### PROVIDED DATA
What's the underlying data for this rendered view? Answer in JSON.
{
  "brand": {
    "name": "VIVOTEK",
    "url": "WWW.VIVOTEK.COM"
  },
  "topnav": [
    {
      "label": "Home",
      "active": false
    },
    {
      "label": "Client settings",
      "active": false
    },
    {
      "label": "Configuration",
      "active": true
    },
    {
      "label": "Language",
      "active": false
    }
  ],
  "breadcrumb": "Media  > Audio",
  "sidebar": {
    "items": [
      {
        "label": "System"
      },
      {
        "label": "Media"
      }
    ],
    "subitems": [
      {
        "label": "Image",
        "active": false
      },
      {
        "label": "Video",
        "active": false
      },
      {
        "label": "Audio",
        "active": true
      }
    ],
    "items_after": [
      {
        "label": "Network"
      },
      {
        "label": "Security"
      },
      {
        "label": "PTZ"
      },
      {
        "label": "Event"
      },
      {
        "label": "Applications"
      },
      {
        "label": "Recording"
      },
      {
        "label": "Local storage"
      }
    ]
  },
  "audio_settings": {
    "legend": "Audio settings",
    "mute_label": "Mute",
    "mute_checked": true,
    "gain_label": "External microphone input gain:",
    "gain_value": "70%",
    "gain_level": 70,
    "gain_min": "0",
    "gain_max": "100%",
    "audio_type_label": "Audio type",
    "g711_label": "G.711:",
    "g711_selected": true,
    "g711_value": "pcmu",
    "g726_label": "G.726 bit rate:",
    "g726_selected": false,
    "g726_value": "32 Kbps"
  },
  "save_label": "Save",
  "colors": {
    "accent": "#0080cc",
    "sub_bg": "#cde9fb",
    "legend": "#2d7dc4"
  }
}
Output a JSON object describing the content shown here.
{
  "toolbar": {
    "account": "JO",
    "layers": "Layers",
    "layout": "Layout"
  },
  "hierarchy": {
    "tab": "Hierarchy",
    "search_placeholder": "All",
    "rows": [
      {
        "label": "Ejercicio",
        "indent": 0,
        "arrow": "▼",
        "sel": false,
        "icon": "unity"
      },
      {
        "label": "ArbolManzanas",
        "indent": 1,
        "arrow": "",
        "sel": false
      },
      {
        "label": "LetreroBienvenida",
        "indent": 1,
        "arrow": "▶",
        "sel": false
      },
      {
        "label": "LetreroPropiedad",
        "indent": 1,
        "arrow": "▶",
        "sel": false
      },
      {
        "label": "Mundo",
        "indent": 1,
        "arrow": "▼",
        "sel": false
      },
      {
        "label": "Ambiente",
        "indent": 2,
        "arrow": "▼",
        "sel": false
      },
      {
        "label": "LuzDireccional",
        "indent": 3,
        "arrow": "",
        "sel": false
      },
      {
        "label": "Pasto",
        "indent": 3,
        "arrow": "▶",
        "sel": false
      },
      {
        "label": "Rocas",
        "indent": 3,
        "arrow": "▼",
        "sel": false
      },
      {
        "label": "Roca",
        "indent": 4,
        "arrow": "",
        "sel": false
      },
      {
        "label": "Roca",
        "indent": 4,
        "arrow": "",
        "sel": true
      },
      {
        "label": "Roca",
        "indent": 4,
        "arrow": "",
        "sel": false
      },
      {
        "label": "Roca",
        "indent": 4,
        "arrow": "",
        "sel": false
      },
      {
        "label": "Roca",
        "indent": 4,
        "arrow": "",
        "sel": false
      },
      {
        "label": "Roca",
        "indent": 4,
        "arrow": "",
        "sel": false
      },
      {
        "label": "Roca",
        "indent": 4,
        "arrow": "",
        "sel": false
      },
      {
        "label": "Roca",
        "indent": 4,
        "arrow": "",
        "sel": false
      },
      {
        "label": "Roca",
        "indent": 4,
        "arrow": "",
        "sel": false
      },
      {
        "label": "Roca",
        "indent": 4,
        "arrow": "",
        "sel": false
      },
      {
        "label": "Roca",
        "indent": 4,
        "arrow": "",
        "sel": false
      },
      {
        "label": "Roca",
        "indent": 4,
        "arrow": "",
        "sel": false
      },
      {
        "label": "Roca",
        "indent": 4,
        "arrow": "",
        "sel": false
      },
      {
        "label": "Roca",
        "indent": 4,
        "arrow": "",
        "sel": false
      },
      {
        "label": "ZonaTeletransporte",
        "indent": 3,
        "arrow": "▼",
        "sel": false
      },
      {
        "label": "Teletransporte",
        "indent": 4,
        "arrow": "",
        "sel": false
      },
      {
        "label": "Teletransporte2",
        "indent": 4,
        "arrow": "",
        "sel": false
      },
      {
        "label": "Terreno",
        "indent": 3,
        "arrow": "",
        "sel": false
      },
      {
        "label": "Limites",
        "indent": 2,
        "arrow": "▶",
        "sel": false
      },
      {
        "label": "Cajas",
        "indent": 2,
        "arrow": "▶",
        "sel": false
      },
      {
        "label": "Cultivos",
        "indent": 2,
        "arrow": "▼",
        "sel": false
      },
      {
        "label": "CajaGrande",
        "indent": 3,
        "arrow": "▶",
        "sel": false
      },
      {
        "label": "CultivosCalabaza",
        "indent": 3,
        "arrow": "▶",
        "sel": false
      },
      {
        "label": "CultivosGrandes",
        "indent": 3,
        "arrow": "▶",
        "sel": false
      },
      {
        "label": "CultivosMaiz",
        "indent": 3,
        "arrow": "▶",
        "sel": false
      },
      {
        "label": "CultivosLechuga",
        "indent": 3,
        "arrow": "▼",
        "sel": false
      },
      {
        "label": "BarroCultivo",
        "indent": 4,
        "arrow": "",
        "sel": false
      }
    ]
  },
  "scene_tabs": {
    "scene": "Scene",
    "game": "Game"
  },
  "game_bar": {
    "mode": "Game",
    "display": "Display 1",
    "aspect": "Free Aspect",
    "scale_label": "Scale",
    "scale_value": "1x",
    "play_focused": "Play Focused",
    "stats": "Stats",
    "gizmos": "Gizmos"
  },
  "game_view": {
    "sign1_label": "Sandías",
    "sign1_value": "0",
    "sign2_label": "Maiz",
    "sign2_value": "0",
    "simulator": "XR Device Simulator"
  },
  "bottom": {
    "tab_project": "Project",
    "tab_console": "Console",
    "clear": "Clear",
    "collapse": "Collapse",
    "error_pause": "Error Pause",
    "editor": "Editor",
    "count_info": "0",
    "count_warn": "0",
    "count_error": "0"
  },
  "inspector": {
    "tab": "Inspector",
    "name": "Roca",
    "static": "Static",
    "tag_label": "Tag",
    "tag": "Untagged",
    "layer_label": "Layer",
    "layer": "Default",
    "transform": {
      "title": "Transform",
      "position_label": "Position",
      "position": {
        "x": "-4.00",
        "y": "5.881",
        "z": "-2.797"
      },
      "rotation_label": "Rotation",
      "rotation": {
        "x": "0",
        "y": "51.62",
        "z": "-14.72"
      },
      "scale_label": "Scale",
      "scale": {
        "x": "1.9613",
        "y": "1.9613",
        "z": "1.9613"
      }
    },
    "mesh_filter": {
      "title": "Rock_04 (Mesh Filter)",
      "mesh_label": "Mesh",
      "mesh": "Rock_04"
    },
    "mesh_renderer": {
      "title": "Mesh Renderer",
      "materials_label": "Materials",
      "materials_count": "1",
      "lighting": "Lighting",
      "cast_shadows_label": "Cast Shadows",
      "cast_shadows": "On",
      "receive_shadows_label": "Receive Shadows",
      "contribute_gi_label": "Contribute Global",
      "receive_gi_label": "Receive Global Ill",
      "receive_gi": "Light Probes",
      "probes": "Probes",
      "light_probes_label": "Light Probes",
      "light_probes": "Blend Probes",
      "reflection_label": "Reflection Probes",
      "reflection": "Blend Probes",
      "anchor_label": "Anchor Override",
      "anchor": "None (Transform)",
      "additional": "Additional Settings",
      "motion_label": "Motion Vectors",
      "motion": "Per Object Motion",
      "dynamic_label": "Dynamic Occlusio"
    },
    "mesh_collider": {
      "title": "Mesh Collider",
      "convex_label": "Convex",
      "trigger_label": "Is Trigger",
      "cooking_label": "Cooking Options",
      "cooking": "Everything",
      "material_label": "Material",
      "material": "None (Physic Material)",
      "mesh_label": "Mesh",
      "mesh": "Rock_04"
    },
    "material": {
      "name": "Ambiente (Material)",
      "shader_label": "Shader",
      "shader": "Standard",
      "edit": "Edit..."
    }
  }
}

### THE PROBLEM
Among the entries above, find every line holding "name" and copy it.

### PROBLEM SOLUTION
    "name": "VIVOTEK",
    "name": "Roca",
      "name": "Ambiente (Material)",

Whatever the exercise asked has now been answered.